My dogs think I am the greatest person in the world. While they adore my mom (“grandma”) and my best friend/roommate (“Aunt Sarah”), there’s only one person they call “Mommy” and that’s me. As I type, one of the little ones (Madalyne, two year-old shih tzu) is curled up in the covers of my bed. She’s staring at me ready to follow me should I arise from my chair and head into the kitchen, check the mail, or go to the bathroom. The other (Cassie, nine year-old peekapoo) is lying in the living room ready to fiercely bark at any intruder that might even think about trying to enter our apartment.
One such potential intruder is J.D., the one year-old lab that lives across the hallway. I’ve tried to explain to both dogs again and again that J.D. is not their enemy; he is merely going outside to do his doggie business. When I’m talking to them, they look interested in what I’m saying (Maddy tries to lick my face), but my words never seem to sink in. Sigh.

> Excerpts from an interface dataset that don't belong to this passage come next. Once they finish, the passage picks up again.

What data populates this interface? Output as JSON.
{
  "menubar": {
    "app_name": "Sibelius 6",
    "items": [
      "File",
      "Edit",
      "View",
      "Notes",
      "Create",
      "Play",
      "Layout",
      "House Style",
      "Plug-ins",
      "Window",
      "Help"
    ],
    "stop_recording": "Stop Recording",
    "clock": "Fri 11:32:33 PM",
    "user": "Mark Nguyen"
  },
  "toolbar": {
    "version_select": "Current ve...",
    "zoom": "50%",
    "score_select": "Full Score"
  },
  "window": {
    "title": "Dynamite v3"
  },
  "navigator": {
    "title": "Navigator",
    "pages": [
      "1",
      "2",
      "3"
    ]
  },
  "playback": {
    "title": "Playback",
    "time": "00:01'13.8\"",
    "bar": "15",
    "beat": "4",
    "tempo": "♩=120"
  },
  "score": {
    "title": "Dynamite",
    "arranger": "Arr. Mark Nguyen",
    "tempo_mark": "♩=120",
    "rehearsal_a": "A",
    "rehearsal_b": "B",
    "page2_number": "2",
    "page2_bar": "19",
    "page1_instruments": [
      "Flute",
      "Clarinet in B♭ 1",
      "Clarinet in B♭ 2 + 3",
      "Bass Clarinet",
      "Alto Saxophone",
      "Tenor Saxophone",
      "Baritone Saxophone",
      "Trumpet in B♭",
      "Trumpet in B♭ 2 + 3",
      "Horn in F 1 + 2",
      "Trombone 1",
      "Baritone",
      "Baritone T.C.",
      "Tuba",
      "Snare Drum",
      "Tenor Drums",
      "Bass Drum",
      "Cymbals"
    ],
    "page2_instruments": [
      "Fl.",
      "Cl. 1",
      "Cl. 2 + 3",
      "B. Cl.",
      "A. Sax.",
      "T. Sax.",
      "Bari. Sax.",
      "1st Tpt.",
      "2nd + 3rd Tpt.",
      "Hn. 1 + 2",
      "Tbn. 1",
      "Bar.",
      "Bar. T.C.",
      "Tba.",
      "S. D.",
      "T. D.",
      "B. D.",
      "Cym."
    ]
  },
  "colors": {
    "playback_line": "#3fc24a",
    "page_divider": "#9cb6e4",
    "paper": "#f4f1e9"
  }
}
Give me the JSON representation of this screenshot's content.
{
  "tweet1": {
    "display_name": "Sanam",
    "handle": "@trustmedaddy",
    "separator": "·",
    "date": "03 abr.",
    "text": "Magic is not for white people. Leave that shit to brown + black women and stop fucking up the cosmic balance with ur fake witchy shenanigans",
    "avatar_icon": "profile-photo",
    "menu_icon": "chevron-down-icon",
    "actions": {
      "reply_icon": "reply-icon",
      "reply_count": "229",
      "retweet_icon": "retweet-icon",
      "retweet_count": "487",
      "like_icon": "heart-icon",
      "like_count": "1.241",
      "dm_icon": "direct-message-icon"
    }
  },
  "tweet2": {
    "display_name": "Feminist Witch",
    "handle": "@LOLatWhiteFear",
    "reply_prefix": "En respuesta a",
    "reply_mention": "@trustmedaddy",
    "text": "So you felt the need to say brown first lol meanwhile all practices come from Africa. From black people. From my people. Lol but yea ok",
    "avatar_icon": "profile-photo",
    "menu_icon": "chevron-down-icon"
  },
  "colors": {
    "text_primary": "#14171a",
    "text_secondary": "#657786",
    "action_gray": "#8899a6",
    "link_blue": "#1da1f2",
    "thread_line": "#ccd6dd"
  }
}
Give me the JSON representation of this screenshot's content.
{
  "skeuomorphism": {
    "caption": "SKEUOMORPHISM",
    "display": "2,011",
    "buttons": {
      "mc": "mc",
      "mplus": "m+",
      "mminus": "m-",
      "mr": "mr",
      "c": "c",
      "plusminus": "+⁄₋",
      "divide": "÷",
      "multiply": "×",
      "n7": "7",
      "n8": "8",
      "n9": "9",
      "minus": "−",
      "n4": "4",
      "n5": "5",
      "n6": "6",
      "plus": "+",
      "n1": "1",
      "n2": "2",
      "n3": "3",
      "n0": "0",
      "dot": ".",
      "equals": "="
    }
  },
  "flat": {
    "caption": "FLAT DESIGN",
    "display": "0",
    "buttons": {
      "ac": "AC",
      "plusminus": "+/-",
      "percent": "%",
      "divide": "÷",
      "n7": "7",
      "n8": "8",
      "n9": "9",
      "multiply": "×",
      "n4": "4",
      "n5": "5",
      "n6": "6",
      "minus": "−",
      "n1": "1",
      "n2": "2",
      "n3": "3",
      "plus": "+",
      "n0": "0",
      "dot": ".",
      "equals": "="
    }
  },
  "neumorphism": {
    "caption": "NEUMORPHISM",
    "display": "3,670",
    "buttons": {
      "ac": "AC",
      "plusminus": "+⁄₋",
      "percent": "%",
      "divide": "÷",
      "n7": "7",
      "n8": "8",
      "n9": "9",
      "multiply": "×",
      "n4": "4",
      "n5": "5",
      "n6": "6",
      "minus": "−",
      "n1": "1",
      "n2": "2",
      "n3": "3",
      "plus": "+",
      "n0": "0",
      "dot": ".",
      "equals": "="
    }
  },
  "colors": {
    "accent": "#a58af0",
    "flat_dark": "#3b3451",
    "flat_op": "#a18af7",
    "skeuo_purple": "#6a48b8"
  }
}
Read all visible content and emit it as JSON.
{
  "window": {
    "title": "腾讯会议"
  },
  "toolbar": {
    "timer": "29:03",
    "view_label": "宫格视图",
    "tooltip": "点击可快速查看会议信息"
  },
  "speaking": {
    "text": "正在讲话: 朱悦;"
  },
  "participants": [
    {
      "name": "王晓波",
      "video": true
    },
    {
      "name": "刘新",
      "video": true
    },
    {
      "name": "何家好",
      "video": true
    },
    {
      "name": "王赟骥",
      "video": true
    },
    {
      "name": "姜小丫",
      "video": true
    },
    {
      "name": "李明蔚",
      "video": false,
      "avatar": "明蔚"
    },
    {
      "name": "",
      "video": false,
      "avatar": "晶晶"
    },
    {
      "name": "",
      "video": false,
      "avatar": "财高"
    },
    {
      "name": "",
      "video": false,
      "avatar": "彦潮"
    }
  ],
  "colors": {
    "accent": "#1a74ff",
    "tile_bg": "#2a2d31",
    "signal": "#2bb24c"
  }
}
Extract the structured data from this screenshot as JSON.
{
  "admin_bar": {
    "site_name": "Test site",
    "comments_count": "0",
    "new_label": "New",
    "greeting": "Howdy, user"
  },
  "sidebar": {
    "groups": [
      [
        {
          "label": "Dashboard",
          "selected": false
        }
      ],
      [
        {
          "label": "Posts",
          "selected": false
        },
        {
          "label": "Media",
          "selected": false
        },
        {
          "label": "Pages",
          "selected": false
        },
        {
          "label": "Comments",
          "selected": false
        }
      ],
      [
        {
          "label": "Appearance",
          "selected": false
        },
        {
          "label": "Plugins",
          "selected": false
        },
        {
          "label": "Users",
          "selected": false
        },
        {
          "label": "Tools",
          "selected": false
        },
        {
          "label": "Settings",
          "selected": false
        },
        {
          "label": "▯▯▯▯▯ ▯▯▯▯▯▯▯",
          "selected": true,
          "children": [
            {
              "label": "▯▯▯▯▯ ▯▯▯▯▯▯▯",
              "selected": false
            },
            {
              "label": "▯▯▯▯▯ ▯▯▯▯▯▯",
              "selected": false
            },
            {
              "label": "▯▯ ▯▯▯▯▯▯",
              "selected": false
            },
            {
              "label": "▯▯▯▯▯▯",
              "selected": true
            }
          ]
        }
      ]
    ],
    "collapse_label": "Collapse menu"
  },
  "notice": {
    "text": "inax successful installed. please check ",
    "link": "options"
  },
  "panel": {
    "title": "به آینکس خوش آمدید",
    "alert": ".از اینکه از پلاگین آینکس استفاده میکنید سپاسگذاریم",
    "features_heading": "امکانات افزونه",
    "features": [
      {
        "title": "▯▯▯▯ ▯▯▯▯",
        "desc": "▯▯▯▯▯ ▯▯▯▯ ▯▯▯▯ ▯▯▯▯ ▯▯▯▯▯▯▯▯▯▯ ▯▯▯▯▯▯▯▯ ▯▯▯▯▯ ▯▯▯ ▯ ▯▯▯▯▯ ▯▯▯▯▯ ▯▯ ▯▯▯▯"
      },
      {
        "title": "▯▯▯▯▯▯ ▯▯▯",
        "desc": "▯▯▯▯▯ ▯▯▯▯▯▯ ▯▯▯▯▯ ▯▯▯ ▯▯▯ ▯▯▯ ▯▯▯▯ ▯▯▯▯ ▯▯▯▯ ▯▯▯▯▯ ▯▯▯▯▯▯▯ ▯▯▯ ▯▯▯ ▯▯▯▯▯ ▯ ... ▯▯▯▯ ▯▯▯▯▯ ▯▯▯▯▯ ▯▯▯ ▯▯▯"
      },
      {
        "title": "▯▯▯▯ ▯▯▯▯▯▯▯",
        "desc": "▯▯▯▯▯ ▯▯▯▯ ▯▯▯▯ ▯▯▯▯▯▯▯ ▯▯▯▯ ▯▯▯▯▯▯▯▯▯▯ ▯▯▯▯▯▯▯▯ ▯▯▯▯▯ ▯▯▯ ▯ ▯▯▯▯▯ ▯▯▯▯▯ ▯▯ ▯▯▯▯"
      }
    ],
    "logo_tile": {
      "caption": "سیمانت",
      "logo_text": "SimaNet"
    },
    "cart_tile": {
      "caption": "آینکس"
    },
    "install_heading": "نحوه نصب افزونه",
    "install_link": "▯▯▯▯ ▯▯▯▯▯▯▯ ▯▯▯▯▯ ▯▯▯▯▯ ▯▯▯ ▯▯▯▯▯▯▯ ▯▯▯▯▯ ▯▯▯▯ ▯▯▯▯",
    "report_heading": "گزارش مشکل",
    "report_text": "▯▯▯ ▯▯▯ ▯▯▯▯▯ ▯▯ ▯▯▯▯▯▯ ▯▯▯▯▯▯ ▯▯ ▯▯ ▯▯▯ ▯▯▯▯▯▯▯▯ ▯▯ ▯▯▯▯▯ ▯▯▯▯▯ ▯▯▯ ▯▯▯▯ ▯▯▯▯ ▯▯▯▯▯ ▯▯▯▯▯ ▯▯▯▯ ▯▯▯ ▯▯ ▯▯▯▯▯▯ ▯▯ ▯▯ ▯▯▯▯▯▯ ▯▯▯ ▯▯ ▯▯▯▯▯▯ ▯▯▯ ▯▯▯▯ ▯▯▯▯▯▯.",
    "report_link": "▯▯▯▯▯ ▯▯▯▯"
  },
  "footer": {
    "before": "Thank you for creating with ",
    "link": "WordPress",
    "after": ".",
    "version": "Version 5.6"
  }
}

At night, I feel one little fur ball by my side and another at my ankles as they cuddle with me in my bed. On the darkest of nights, when sleep doesn’t come easily, their presence is a saving grace. As I lie awake, praying and talking to God, my two dogs are the only witnesses to the words uttered in the darkness. Not only are they privy to the sacred, they also watch me get dressed (and undressed), go to the bathroom, and so on. If they weren’t dogs, I would think they were perverts.
When I leave the apartment, they look at me with their big, sad eyes. It’s as if I’m crushing their little worlds, and sometimes it feels like a sucker punch in my gut. When I return, there is a canine celebration of jumping, licking, tail wagging, and toy tossing. Hooray! She is here! They run around in a frenzy for several minutes, even if I was only gone for a minute or two taking out the garbage or checking the mail. And it makes me feel worthy, wanted, and loved on the inside. I like being their hero.
It seems slightly egotistical to enjoy being the center of their universe. I like being needed, revered, and followed. I can say anything–anything at all–in a certain voice, and they’ll go nuts with unbridled joy. It can be the Pledge of Allegiance, one of my writings, or “What a good dog.” I also delight in my dogs–the way they play together, romp about the apartment looking for mischief, and how they interact with their world. It’s generally amusing and slightly innocent.
As much as I enjoy being fixated on by my dogs, I realize that there’s a God who delights in me. Of course, He doesn’t follow me around like a puppy and certainly doesn’t relate to me as though I am His pet. However, the adulation I experience from my dogs is a bit like the adulation I should give to God–I should constantly focus my attention towards Him. While my dogs do things that aren’t “Amy-centered” like chew on bones, eat their kibble, and bark incessantly at nothing, they are constantly aware of where I am at work and what I am doing. They live their lives around me, and when I’m not around, they know I’ll return. I’ve always returned before and I will return again.
Why, oh why, am I so prone to wander? I’m a lot more intelligent than my dogs, yet I am not constantly aware of where God is at work and at times, I don’t care what He’s doing in my life (or in the lives of others). I get bogged down with the worries of the world, my own personal failings, or the crisis of the week, and I lose sight of Him. I’ve built my life around my belief and trust in God, but when I can’t see Him, I’m not always confident He’ll “return”. He’s always been there, even when I can’t “see” or “feel” Him, but I lack faith.
You’d think a creature who greets another by smelling its butt wouldn’t have a lot to teach us about faith, especially since it lacks the brain power to even consider deep issues of theology. Yet as I gaze upon the little shih tzu sleeping on my bed, so confident I love her and will care for her, I feel a pang in my chest. There’s a little voice telling me that I am just as loved and can be just as confident in my Father’s provisions for my life. And I can wait just as rest just as peacefully in His grace.